P&O Australia’s Pacific Explorer sailing into Sydney Harbour in April in preparation for its return to service

return to sailings span the entirety of the cruise experience and including vaccination and testing requirements for passengers and crew before boarding. “While no setting is immune from Covid-19, the cruise industry’s new protocols provide among the highest possible levels of prevention, detection, and mitigation,” said Katz. “With these measures in place, Australia now has an opportunity to begin a responsible recovery in an industry that has long been a vital part of our tourism economy.” Australia’s revival of cruising follows a long and hard-fought campaign by the local cruise community, spearheaded by CLIA and cruise lines, which aimed to show political leaders the economic importance of cruising. It included a Ready, Set, Sail initiative through which CLIA rallied travel agents, industry suppliers and other cruise supporters to message their local Members of Parliament. “More than 30,000 emails were sent to state and federal politicians around

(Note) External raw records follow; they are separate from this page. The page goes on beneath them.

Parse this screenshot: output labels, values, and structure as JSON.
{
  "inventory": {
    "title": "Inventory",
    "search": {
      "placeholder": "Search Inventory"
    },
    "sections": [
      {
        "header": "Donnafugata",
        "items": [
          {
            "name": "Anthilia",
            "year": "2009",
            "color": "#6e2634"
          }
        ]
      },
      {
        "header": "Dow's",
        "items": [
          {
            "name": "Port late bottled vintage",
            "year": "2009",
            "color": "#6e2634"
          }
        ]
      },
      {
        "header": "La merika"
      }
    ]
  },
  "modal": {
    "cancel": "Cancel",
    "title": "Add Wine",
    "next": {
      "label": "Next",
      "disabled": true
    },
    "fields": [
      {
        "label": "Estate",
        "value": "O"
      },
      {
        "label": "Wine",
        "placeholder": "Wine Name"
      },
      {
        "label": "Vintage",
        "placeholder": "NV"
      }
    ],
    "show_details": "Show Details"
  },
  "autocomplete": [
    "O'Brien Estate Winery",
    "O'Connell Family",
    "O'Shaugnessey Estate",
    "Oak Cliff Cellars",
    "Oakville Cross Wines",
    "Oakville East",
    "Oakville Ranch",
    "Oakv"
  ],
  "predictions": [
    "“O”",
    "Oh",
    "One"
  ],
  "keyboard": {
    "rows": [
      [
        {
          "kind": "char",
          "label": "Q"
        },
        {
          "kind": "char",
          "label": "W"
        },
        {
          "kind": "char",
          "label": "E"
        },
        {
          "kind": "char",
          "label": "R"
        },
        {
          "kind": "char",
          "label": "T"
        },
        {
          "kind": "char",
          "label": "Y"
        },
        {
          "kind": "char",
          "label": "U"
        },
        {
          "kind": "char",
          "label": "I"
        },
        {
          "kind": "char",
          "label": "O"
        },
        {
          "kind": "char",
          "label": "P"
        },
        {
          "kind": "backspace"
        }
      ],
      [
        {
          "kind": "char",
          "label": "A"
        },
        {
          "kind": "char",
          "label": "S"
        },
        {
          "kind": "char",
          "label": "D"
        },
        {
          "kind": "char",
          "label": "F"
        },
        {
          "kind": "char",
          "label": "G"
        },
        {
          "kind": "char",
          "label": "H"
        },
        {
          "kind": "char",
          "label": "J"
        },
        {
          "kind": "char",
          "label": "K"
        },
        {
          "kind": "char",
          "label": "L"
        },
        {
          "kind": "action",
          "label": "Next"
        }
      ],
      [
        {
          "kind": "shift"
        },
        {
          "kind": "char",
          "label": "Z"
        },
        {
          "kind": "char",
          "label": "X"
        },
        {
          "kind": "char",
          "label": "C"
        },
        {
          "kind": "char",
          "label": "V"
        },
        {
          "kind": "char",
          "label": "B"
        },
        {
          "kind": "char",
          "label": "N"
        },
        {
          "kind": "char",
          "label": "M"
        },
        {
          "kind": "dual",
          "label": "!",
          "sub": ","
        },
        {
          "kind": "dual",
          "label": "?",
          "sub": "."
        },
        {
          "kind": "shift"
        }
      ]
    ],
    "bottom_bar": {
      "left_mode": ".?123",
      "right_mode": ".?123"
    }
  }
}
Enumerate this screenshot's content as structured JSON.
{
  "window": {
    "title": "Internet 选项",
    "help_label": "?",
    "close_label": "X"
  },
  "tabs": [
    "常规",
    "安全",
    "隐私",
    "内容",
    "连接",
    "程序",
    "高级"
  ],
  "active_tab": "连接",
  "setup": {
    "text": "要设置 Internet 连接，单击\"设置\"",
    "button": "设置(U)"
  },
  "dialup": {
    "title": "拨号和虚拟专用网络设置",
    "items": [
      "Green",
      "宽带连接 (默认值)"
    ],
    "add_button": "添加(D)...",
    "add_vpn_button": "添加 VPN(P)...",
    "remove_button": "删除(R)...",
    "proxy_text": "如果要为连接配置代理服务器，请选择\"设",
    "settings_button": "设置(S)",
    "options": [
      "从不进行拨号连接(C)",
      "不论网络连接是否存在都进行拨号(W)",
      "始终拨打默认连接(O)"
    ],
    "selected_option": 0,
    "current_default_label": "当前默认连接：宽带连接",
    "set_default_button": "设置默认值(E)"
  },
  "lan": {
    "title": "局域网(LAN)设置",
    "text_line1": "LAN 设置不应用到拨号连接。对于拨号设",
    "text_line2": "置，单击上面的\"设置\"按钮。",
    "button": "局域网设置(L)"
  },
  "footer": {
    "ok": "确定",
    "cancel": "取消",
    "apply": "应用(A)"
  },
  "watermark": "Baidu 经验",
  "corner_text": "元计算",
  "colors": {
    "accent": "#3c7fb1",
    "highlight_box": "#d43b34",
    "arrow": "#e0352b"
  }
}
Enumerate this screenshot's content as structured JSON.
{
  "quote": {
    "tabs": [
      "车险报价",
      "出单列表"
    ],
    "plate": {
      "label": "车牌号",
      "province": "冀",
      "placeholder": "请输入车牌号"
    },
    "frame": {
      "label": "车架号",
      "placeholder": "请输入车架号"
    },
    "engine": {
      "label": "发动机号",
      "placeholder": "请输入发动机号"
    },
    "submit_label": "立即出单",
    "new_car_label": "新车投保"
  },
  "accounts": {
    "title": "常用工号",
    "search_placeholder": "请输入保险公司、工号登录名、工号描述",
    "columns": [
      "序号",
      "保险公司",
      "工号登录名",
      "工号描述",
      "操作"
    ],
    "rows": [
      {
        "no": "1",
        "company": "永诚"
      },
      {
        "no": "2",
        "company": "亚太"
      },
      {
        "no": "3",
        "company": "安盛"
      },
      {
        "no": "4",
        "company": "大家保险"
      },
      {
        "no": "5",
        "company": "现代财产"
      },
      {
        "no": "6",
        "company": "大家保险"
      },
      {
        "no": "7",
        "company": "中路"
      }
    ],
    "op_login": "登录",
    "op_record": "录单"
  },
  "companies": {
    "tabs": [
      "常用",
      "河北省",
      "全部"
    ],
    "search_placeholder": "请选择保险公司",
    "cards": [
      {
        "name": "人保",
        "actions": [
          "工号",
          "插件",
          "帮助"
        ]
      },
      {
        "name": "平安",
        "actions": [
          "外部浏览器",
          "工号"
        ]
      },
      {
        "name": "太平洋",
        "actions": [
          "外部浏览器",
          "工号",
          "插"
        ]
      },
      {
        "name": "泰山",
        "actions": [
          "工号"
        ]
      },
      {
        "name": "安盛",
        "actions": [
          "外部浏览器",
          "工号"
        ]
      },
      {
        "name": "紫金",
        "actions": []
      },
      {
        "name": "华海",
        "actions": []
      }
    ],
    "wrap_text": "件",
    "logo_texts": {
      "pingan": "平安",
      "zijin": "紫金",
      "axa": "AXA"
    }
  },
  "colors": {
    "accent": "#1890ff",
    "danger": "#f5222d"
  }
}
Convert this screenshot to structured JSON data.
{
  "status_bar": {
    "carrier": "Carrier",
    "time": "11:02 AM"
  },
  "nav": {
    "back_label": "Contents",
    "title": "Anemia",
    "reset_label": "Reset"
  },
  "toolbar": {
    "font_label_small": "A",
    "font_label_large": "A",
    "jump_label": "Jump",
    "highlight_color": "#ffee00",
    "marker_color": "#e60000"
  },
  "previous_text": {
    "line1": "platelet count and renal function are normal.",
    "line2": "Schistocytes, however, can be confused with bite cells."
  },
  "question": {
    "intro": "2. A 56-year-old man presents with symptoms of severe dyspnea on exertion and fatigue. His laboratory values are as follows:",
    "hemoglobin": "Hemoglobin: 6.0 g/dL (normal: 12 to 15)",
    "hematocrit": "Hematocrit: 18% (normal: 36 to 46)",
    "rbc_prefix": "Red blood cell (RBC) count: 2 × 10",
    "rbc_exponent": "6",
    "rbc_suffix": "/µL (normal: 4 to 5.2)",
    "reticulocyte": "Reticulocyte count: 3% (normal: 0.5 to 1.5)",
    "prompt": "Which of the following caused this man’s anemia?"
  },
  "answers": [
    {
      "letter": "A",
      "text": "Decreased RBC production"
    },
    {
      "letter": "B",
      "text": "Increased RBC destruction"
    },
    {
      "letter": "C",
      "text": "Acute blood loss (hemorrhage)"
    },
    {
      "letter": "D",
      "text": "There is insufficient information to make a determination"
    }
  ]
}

the country, which lead to a groundswell of support for the return of cruising,” said Katz. CLIA also mounted a Meet Your MP campaign that urged supporters to seek face-to-face meetings with local Members of Parliament and provided resources to help argue the case for a responsible return of cruise ships. “Travel agents and other supporters then began holding rallies outside politicians’ offices and took a high profile in television interviews and other media coverage,” continued Katz. “The level of support and unity we’ve had among supporters has been phenomenal.” With initial sailings underway from Sydney and Brisbane, as well as in the Kimberley region, Australia’s cruise revival will build further in August and September with the arrival of other ships. Further additions will continue in October ahead of the southern summer peak season from December to April. Secon d Q ua r ter 202 2 | Travel & Cr uise 37